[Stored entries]
= = = = = = =
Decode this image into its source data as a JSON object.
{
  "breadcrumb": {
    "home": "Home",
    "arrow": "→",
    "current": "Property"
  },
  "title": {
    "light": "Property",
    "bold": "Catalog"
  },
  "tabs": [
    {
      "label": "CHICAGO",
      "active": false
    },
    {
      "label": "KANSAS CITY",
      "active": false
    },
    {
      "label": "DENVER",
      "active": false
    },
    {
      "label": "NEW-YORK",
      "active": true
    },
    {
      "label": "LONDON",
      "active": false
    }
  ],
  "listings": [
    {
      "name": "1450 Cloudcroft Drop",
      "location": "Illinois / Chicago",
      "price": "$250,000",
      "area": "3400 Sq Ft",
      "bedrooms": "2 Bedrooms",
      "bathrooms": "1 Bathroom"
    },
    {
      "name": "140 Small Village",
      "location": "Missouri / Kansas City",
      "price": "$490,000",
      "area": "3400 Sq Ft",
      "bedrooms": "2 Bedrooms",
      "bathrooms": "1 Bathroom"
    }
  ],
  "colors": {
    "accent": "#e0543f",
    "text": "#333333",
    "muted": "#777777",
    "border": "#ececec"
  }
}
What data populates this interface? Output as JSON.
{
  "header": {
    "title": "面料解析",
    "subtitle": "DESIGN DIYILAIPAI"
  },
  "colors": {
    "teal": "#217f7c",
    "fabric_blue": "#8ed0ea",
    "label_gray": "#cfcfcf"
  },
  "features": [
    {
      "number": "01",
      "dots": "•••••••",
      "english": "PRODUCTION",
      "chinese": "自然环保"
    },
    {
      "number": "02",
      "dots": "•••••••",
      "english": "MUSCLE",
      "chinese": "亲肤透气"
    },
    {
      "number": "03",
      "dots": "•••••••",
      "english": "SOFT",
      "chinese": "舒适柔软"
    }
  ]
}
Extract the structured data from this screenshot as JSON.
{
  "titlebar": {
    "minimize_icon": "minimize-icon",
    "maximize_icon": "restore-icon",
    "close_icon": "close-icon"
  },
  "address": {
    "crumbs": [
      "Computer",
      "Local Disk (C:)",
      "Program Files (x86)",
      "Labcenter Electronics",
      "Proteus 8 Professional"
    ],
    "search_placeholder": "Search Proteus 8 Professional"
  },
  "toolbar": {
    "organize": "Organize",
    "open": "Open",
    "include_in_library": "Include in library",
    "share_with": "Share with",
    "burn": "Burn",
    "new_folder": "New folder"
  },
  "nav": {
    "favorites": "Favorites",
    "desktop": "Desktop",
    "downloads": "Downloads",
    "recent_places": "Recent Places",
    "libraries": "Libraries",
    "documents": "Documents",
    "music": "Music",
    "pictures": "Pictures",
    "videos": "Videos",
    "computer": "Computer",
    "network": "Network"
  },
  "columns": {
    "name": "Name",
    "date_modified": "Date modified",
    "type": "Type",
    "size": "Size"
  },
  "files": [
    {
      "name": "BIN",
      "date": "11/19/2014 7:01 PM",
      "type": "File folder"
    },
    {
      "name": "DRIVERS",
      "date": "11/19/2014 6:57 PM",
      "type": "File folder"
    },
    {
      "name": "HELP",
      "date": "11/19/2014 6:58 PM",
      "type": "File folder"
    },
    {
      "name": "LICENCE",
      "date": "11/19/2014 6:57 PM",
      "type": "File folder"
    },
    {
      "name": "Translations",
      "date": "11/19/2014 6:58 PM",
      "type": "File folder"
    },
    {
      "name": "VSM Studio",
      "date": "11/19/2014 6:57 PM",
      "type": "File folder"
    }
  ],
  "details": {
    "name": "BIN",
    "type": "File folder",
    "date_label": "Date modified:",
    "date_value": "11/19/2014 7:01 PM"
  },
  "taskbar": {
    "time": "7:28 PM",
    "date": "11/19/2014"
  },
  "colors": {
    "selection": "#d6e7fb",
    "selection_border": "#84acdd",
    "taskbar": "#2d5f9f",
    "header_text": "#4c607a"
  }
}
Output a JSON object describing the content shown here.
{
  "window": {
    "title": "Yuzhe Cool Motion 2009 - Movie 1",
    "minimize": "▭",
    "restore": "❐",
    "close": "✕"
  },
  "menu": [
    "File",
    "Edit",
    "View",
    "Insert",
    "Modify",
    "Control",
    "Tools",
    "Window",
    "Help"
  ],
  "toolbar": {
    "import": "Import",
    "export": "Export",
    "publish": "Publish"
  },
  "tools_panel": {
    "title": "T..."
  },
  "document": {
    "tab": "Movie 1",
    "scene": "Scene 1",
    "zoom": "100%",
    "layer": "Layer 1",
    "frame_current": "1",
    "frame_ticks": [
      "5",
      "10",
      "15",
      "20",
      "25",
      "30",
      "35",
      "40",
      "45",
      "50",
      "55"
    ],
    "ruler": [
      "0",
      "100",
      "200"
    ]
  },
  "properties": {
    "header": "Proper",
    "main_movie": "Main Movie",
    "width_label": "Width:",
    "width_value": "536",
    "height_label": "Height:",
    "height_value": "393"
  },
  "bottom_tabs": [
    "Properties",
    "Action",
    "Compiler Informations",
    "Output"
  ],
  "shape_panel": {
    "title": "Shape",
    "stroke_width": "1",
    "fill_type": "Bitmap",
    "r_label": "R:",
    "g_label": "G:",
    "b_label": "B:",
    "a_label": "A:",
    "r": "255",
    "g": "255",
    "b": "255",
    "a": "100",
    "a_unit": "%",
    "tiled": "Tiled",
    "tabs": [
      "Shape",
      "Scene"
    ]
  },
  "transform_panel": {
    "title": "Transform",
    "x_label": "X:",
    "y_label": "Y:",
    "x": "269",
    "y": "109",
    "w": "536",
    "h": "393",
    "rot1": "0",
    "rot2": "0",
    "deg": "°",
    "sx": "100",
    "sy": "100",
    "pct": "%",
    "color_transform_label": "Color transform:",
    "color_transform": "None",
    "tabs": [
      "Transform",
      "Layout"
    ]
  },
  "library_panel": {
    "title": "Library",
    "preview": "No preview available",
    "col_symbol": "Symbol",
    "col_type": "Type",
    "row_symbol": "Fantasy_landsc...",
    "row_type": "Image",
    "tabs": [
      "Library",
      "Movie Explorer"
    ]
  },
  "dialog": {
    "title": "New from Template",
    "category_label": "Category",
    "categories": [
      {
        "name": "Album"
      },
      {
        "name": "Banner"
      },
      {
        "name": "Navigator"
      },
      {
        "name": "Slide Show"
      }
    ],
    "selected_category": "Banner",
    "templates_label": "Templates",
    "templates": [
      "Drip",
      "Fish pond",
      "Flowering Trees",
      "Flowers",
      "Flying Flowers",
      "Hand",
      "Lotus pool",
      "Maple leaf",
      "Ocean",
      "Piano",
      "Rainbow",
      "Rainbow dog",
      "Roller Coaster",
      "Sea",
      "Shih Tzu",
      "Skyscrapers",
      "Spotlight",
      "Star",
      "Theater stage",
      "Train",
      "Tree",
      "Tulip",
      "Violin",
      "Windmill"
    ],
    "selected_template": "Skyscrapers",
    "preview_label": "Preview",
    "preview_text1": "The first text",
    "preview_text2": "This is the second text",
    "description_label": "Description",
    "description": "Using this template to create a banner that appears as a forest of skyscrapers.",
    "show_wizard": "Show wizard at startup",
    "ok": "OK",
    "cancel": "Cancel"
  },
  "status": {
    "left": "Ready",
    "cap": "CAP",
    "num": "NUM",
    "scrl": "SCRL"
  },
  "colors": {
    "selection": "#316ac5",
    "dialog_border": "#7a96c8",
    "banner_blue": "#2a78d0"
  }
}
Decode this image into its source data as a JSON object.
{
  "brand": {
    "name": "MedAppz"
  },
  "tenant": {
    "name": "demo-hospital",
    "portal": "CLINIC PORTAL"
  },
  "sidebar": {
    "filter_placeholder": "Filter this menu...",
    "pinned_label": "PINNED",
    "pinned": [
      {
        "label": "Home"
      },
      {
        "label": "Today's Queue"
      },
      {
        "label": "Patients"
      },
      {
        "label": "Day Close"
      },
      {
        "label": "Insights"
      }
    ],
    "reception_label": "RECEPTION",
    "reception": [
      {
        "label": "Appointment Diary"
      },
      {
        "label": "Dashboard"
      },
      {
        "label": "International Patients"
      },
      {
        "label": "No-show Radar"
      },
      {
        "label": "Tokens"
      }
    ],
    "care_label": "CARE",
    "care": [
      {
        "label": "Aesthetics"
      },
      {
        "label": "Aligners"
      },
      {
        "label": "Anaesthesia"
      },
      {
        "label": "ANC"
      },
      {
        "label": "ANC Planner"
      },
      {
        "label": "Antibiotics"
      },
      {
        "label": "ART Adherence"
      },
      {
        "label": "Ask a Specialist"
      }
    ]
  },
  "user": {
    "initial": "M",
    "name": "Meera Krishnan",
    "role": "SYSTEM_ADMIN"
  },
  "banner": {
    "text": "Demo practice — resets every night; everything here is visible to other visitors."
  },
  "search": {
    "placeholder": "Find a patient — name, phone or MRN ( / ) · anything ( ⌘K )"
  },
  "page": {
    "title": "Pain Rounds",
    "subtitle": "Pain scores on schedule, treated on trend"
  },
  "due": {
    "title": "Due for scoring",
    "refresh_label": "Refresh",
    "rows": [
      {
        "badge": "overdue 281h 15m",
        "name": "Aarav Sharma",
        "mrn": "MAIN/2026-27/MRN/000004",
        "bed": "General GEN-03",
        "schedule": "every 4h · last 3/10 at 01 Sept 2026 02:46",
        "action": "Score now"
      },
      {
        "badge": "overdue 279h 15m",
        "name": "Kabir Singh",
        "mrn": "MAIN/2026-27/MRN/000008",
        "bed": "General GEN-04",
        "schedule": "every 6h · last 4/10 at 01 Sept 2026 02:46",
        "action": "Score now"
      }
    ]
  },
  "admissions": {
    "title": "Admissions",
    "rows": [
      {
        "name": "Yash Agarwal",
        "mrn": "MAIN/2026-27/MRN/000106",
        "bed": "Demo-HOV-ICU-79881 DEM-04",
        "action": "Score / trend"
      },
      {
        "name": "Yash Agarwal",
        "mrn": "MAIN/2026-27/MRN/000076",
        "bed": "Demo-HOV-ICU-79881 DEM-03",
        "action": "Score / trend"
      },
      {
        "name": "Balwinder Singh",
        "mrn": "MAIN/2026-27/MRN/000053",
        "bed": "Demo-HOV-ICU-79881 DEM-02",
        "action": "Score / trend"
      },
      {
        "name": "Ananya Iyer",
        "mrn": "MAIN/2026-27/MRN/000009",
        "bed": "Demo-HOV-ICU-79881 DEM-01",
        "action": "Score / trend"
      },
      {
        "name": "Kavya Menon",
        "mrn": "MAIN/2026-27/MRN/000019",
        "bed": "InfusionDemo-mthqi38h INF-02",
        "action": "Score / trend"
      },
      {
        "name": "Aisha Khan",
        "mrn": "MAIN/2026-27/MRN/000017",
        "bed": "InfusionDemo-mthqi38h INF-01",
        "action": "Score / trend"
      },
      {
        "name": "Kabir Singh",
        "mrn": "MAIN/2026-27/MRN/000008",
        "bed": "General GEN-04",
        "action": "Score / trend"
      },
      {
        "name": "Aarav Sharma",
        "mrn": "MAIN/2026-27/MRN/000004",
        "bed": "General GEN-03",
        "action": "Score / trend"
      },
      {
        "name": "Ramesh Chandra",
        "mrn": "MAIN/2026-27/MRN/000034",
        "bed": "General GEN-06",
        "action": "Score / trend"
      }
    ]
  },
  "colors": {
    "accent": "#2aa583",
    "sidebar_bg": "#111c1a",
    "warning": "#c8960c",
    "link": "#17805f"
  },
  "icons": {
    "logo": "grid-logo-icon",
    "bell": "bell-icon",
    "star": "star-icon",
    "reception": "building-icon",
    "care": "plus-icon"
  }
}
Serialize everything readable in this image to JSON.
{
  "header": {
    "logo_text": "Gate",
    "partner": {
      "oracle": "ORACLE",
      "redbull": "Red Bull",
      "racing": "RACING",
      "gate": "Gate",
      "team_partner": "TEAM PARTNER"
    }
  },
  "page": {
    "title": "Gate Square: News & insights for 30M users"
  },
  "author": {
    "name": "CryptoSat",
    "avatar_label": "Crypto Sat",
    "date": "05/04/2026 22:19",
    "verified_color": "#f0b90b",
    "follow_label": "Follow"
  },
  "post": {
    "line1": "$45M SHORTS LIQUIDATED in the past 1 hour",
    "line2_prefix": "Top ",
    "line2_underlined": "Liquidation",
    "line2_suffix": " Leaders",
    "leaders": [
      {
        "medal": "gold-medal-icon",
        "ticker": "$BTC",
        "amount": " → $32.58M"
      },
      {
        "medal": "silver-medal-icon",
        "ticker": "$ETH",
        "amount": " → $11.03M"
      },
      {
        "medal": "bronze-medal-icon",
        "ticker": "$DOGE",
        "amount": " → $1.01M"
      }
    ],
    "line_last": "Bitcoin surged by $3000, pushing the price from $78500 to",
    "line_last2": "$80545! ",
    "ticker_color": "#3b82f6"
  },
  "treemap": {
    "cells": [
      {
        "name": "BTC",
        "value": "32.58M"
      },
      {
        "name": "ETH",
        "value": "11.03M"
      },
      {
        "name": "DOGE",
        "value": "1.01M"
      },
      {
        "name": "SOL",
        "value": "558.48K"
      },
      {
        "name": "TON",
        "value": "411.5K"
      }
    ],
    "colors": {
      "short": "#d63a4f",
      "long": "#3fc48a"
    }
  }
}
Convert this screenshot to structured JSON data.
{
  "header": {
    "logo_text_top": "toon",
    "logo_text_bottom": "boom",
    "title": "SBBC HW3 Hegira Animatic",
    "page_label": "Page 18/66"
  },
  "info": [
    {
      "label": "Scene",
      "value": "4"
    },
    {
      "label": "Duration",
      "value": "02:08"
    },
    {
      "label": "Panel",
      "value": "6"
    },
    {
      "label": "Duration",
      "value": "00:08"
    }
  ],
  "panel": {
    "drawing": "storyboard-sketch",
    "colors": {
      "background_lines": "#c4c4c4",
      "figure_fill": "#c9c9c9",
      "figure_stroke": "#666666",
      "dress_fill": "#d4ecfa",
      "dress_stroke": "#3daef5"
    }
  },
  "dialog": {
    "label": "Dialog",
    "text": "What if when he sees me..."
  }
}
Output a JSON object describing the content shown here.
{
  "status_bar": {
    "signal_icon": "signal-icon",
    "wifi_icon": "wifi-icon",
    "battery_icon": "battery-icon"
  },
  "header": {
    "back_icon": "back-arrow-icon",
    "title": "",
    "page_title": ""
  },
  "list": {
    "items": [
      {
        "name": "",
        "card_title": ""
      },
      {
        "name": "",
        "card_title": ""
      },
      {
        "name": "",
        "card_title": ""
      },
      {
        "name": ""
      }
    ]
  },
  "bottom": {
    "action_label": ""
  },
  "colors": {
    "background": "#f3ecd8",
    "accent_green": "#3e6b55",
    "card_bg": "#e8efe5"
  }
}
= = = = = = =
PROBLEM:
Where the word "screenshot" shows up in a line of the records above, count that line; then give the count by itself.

WRITTEN ANSWER:
2